A deeply disturbing, upsetting, and bizarre children's television programme about a scarecrow
that comes to life, which, for some reason, is loved by adults and children alike (including me). In the first episode, John and Sue have just moved to Scatterbrook Farm with their dad, and find a scarecrow in a nearby field. They borrow his umbrella to shelter from the rain, and the scarecrow (Worzel) comes back later to get it back, generally causing trouble and making a mess. And so the friendship between the kids and Worzel begins.
The TV show was based on the books by Barbara Euphan Todd, published between the 1940's and early 60's. There had been a radio series in the late 1940's, and a little-known 1953 television version. But it wasn't until the Jon Pertwee incarnation, written by Keith Waterhouse and Willis Hall, that the character took off. It starred Pertwee as Worzel, Una Stubbs as Aunt Sally, and Geoffrey Bayldon as The Crowman. It was insanely popular, spawning a hit single, album and even a stage musical.
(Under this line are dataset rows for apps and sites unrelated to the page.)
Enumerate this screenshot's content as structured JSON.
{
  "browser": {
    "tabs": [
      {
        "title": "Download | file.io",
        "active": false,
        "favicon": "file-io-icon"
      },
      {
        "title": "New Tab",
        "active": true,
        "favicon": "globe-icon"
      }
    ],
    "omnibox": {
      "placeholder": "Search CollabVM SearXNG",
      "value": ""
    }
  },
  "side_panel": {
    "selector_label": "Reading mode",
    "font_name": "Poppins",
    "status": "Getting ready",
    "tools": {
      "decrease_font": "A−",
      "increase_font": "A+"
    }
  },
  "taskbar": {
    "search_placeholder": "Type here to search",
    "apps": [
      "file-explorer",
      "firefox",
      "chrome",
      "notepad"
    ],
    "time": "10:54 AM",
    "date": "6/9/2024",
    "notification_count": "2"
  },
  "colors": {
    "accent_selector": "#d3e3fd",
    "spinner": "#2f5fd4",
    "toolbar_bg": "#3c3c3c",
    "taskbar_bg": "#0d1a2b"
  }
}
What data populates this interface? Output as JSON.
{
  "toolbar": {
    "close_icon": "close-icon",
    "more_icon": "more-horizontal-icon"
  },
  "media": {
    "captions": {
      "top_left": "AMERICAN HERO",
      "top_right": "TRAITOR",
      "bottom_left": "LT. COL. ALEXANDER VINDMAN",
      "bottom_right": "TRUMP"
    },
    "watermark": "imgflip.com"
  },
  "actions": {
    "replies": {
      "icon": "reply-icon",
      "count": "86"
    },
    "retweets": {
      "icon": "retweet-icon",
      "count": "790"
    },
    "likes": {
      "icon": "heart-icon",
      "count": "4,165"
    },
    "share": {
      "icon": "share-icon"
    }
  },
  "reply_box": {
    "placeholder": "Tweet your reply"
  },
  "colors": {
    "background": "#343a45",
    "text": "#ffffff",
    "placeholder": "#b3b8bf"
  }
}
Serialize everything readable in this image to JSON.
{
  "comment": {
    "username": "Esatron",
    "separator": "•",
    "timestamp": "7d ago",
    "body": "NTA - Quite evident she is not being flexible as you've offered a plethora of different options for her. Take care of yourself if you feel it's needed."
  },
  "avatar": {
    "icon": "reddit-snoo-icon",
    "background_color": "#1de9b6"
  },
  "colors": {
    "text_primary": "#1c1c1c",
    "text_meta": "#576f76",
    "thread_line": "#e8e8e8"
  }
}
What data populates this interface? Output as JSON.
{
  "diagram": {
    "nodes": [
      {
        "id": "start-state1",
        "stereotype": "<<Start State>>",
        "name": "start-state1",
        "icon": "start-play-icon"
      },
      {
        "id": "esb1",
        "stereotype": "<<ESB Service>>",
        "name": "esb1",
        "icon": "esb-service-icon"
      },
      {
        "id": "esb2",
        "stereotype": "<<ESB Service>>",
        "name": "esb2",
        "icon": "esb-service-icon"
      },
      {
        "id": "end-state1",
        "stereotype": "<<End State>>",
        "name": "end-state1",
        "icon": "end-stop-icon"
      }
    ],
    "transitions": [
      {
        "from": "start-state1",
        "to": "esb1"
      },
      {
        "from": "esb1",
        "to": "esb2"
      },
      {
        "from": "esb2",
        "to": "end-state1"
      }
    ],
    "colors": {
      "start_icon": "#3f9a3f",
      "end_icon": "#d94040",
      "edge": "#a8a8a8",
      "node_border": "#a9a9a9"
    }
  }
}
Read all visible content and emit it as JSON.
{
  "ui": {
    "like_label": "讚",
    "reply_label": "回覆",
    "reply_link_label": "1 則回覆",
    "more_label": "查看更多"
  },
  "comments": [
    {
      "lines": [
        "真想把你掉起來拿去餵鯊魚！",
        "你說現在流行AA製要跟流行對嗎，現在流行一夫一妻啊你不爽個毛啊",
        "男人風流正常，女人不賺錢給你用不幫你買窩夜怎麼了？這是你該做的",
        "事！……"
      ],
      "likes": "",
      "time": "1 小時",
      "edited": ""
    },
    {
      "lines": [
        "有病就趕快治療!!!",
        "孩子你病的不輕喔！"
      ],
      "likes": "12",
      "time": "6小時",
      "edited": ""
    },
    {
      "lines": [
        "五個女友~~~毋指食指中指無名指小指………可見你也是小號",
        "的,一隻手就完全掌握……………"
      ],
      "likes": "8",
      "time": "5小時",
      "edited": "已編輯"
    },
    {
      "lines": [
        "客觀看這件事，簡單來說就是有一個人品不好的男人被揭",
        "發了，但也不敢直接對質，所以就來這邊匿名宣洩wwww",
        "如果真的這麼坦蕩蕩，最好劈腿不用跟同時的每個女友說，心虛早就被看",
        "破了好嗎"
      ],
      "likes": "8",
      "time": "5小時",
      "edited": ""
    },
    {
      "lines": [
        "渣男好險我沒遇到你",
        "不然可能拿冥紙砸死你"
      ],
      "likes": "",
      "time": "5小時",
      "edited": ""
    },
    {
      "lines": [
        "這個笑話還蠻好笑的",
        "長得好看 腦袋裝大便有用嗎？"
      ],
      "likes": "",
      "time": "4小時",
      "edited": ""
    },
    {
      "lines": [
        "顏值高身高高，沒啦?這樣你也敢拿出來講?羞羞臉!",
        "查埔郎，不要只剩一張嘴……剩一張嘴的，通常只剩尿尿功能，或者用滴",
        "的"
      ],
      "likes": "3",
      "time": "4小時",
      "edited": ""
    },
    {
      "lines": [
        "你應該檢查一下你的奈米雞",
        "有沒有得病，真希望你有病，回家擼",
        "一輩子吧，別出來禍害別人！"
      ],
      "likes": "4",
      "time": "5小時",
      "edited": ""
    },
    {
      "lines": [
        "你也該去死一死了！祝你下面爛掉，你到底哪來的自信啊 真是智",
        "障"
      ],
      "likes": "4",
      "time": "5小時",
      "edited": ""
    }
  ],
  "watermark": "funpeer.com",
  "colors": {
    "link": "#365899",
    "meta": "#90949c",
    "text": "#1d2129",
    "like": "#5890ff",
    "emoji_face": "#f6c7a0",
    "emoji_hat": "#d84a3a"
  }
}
There were four series in the UK, running from February 1979 until December 1981. Two series of Worzel Gummidge Down Under were filmed in New Zealand, and shown on Channel 4 in 1987 and 1989, but this was a bit of a flop, and the series was shelved.
The plots were the usual mishmash of A wants B, so convinces C to lend him D, which goes wrong, with hilarious/tragic consequences (which usually involved falling over, getting covered in cake, or being laughed at by Aunt Sally - or all three). But Pertwee's performance as Worzel lifts this show into the realms of classic TV. He is invisible in the part, giving it his all, bravely being selfish, annoying, and arrogant, yet making you love him when it all goes wrong and he ends up crying pathetically into his straw. His voice is a weird combination of gypsy, bumpkin, and corncrake, which nobody has ever successfully impersonated. Sure, Pertwee was a great Doctor Who, but this role was his apotheosis (ooh, hark at Lord La-Di-Da with his fancy word that he's not quite sure if he's used correctly). He is scary, frightening, lovable, and tragic all at once.
Worzel's creator, mentor, and guardian is The Crowman, played by Geoffrey Bayldon (Catweazle - yay to Heisenberg for noding this, go upvote him), a terrifying figure who is quite content to let Worzel get his heart broken again and again, to let him learn valuable lessons. When The Crowman is angry, everyone on screen is scared rigid, as are the viewers. For Christ's sake, he put Worzel on trial once for accidentally knocking his hat off! With a possible sentence of death! And he got Aunt Sally, who hated Worzel, to do the prosecution! I didn't like him. He frightened me.
A clever device in the series was the use of Worzel's various heads - he had many different heads for different things, like a clever head, a handsome head, a thinking head, etc etc. Worzel would select the lifeless head, with its dead eyes, and twist his current head off. When he snapped the new head into position, it was like there was a different actor underneath the makeup. Pertwee had a distinct personality for each head, again giving it real depth, and a slightly disturbing air. Interestingly, having different heads for different things was actually Pertwee's idea.
Have I mentioned that this show was disturbing? When I watched it as a kid, it scared the shit out of me - horrible things kept happening to Worzel, like his arm constantly getting ripped off. He was madly in love with a living Aunt Sally doll, all creaky and jerky, who was a complete nightmare bitch - always fucking him over, breaking his heart, and laughing at him. Worzel was always stealing, lying, being selfish, breaking things, and getting his friends into trouble. He was horrible to those kids, and they were the only ones who really liked him. Both Worzel and Aunt Sally were incredibly greedy, and were always stuffing their faces with cakes. At one point, Worzel is so humiliated and depressed, he tries to commit suicide. The very first episode, when we see him come to life, is like something out of a zombie movie. At the end of every episode, Worzel gets on his cross (a bloody cross, like!), which cracks, making him fall on his back. It was really quite unpleasant and scary, I used to get quite upset, wishing that for once Worzel could end up happy. But I never missed an episode. I really don't know why.
All series of Worzel Gummidge, including the Christmas special (Cup O' Tea An' A Slice O' Cake) and the Down Under series, are available on Video and DVD from most online shops, as are all of the original books. Or you could just dress up as a butler or something and try to steal them, fall over in some cake, and end up crying while getting laughed at publicly by the woman you love.
Air dates, and general info: www.worzelgummidge.currantbun.com - go there for bucketloads of trivia, background info, and piccies of Pertwee getting his Worzel makeup on.
Thank you to stupot for the suggestion to put the air dates etc into a normal paragraph, thus prettifying the top of the writeup. /me goes round to stupot's house while he's away, breaks stuff, and steals some cake, scattering straw everywhere and generally causing trouble. Oh, nice - he's just cooled this, as well. What a top bloke! Extremely attractive, popular with the laydeez, witty, debonair, and the world's fastest fly fisher.